Consider first how it smelled.  The nose began by presenting a sort of lush fruitiness that spilled over into over-ripe, almost spoiled mangoes, persimmons and sweet tropical fruit and kiwi, something also akin to those cloying yellow-orange cashews the snacking nuts are made from (not those with the stones inside).  In the background there lurked caramel and vanilla, some cloying sweet and also breakfast spices (cloves and maybe nutmeg mostly, though very light) just as the Old Monk had; and overall, the aromas were heavy and (paradoxically enough) not all that easy to pick out – perhaps that was because of the inoffensive 42.8% ABV it was bottled at.
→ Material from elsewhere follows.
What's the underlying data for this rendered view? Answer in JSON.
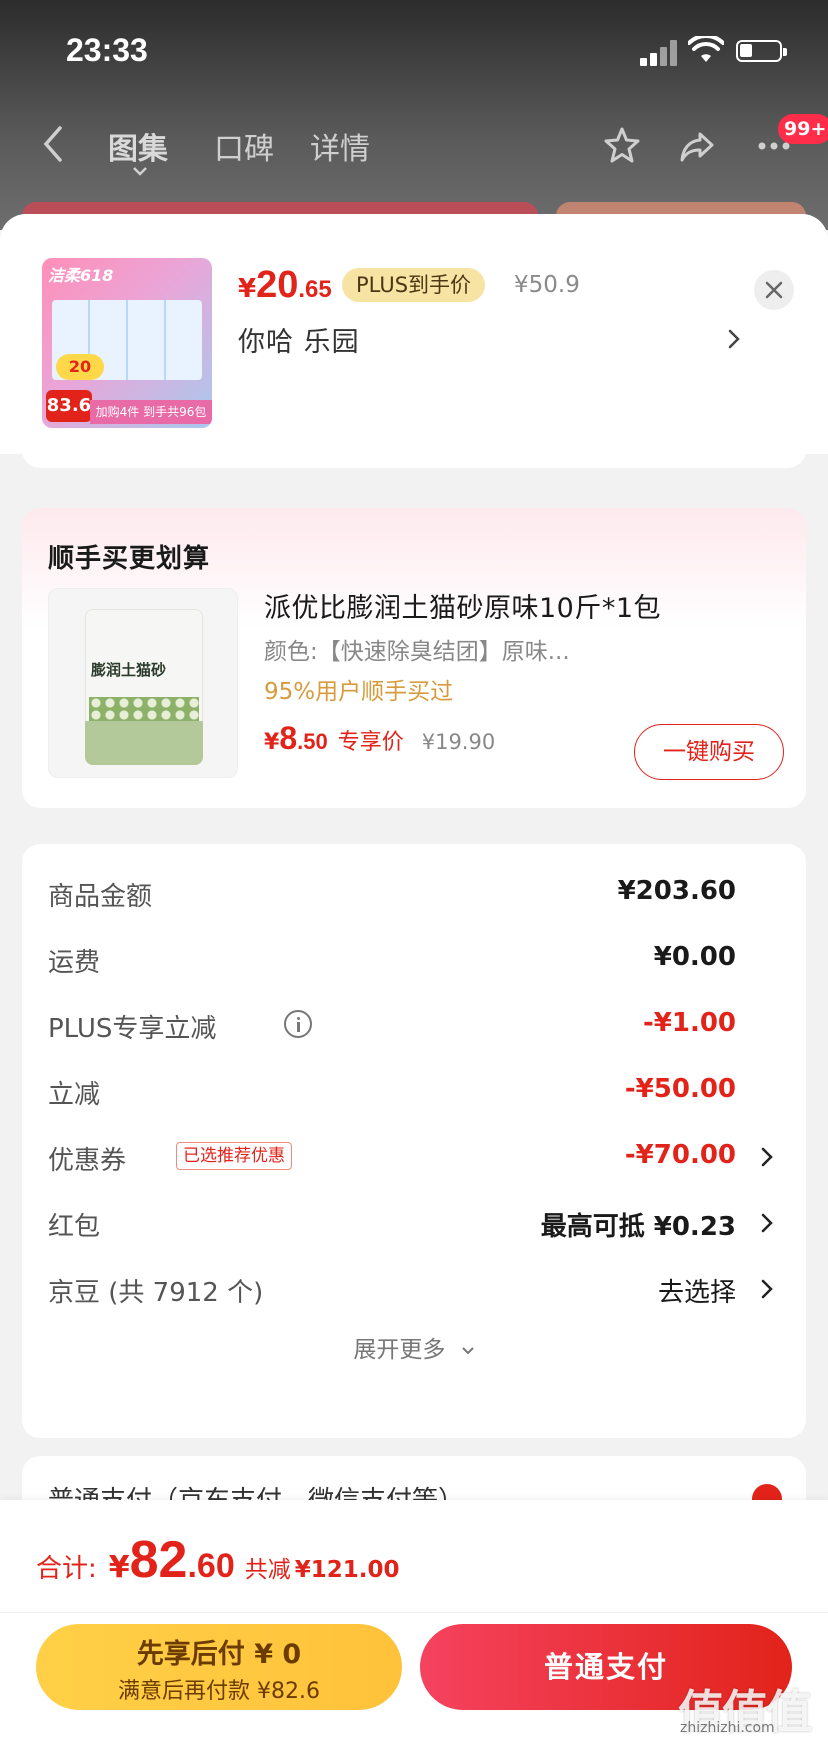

I liked the taste a lot better, though that queer heaviness persisted through what ended up as a much clearer rum than I had expected.  So, bananas, more of the mangoes and cashews, honey, papayas, and the spices.  Adding some water released some chocolate and coffee, nutmeg, more vanilla and caramel, maybe some light molasses, some licorice, a nice twist of citrus rind, which I liked – it provided an edge that was sorely needed.  Finish was soft and quick, reasonably clean and warm, but was mostly the spices and caramel than anything else.

Reading around doing the usual research (and there is really not very much to go on so I have an outstanding email and a FB message sent out to them) suggests there are no artificial flavours included: but I dunno, that profile is quite different, and the breakfast spices are evident, so I gotta wonder about that; and the overall mouthfeel does suggest some sugar added (no proof on my side, though).  This doesn’t sink the drink, but it does make for an unusual  experience.  You’re not getting any Jamaican funk, Guyanese wooden stills or easier Bajans, nor any of that off-the-wall madness of an unaged white popskull.  It is simply what it is, in its own unique way.

On balance, a decent enough drink. I liked it just fine, though without any kind of rabid enthusiasm – it was from somewhere new, that’s all. You could drink it neat, no issues. Personally I thought the flavours were a mite too heavy (it stopped just short of being cloying) and meshed rather clumsily in a way that edged towards a muddle rather than something clearer and more distinct that would have succeeded better.  Much like the Tanduay, Mekhong, Tuzemak, Bundie or even the Don Papa rums, I suspect it is made based on a local conception of rum, and is for local palates.  Add to that the terroire concept and you can see why it tastes so off-base to one weaned on Caribbean tipple.  There’s a subtle difference from any of the British West Indian rums I’ve tried over the years, and though the Two Indies is a combo of several nations’ rums, I can’t separate the constituents and tell you with assurance, “Oh yeah, this comes from Foursquare” or “That’s Hampden” or even “PM!”  (and no, I don’t know whether these were the constituents).

So, they have used jaggery rather than molasses to make it, blended their way around a mishmash of profiles, and while I liked it and was intrigued, I didn’t believe all that was really needed and may even have made it less than its potential.  In Guyanese creole, when we see that kind of thing showing itself off as an artistic blending choice we usually smile, grunt “jiggery-pokery” and then shrug and fill another tumbler.  That pretty much sums things up for me, so I’ll leave it to you to decide whether that’s a compliment or not.

(82/100)

Other notes

The rum makes no mention of its age, and nothing I’ve unearthed speaks to it.  That was also part of my email to Amrut, so this post will likely be updated once I get a response.